Passing over a giant aqueduct, John and I are debating the indisputable merits of the Isley Brothers, their history and excellent covers of classic rock tunes. He dials some up on the jam box and the misty cold night is made whole.
Airline between Crosstimbers and North Main is a mix of appliance stores, light industrial, the ancient and small original farmer's market and a bunch of questionable convenience stores, motels and excellent Mexicna food joints. By this time of night things are relatively quiet in the streets and at the corners. We get hit up for money and use of John's cell phone(!) at the corner of 45 and Airline by a group of older homeless balck guys and a crackhead 17 year old white girl. Rough stuff- everyone is walking too fast, and so are we.
John's feet are killing him and we are both beat. I don't know the mileage at this point, but it's after midnight and we agree to get to the corner of North Main at Airline and catch the bus or a cab down Main to Warrrens and talk over the recap.
A call to Yellow Cab is met with 45 minutes of nothing and because of our fatigue we make the totally out of character amateur move of waitng for the cab across the street from teh bus stop and narrowly miss TWO buses. Idiots. I am out of practice.
Waiting for the cab across from Spanish Flower at another burned out Conoco. John Lomax sitting.
Finally a cab shows up and we feel the pleasant relief of the state of relief. The cab driver is talkative and nice and takes us to Warren's. The cab smells like puke. In Warren's I mention this to John and we both notice that we can still smell the puke. Next thing you know John is stripping off his favorite sweatshirt and tosses it. Puke from the cab on his sweatshirt! Sunday night in H-town. A drink later and it's about 2 AM and time to git. One more cab back to his place and the night is done. What a heck of a walk.

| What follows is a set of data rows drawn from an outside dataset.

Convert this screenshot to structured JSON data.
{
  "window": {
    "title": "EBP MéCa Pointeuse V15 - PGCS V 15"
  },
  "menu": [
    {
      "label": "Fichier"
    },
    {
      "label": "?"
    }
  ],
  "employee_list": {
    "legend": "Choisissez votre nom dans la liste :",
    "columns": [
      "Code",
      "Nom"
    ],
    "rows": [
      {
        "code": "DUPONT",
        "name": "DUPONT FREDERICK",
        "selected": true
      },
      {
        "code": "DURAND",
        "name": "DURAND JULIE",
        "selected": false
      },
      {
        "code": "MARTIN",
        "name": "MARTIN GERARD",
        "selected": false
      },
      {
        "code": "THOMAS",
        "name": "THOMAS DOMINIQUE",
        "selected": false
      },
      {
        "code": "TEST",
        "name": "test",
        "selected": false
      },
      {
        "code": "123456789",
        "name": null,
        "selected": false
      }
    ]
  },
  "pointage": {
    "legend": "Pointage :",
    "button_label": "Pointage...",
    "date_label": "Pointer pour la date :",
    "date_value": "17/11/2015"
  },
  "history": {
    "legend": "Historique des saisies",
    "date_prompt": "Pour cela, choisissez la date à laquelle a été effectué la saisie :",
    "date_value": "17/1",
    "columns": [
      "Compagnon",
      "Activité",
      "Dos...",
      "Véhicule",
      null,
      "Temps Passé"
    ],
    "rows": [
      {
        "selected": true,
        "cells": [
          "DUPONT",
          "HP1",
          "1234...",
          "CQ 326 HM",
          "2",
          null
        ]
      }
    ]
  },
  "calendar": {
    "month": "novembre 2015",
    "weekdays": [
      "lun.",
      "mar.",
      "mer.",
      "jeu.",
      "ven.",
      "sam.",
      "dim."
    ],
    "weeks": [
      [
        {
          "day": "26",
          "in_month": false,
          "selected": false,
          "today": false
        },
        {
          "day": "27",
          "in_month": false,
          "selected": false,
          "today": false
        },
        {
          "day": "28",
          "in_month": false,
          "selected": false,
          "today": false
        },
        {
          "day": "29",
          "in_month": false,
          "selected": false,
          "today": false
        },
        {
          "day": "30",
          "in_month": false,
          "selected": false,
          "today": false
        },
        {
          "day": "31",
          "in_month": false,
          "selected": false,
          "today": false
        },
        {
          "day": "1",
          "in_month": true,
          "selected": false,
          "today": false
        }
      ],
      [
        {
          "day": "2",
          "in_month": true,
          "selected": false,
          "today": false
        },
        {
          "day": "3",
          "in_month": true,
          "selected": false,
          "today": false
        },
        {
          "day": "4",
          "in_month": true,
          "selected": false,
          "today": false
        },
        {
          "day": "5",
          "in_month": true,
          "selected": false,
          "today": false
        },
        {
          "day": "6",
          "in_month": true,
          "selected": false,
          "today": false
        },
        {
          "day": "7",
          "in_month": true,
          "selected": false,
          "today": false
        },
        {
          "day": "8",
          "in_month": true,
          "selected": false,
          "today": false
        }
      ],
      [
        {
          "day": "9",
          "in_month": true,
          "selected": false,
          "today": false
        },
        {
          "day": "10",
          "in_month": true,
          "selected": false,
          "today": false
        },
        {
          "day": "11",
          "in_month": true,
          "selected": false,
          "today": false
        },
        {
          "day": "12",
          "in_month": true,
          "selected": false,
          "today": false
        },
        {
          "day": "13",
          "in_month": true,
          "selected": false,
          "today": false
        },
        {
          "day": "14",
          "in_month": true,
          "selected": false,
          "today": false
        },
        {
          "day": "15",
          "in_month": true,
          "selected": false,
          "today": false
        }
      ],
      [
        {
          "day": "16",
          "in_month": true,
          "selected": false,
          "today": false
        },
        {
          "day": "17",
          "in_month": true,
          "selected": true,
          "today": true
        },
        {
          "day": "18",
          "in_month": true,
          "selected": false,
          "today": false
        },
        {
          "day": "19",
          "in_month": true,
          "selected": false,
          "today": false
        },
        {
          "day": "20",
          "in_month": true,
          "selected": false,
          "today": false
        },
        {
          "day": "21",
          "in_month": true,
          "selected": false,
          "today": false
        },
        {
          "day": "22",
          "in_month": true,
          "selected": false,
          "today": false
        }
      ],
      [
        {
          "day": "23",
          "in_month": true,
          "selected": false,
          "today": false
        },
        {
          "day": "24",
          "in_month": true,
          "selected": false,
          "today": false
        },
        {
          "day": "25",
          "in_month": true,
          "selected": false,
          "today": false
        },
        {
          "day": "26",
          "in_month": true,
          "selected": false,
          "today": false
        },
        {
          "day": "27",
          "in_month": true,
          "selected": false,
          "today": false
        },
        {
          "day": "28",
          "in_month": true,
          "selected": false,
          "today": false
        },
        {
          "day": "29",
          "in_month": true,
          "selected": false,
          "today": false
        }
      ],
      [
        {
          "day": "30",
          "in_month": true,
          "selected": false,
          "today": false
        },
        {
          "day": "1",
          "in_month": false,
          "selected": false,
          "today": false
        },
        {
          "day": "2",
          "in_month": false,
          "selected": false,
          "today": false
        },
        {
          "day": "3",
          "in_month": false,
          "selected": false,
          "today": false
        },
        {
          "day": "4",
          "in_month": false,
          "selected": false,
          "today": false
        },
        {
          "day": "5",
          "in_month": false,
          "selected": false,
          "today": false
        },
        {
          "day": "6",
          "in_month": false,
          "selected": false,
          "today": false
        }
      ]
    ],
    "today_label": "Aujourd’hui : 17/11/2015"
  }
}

Admittedly, although I had far fewer drinks than I had on a couple of these walks I was as delirious as I have ever been by the end. John's feet were getting ready to start bleeding and he had been noticably slower over the last few miles. Night had fallen for real and Sundays, even in Houston, are mundane in the late hours. It was a walk cut short of downtown, but not short at all; I believe we covered more mileage and wlaked faster in general than ever before. Days later my calf muscels were still sore.
Conclusion- "Los Garages" are not to be missed under any circumstance; Bush?IAH is much further than I thought. - DB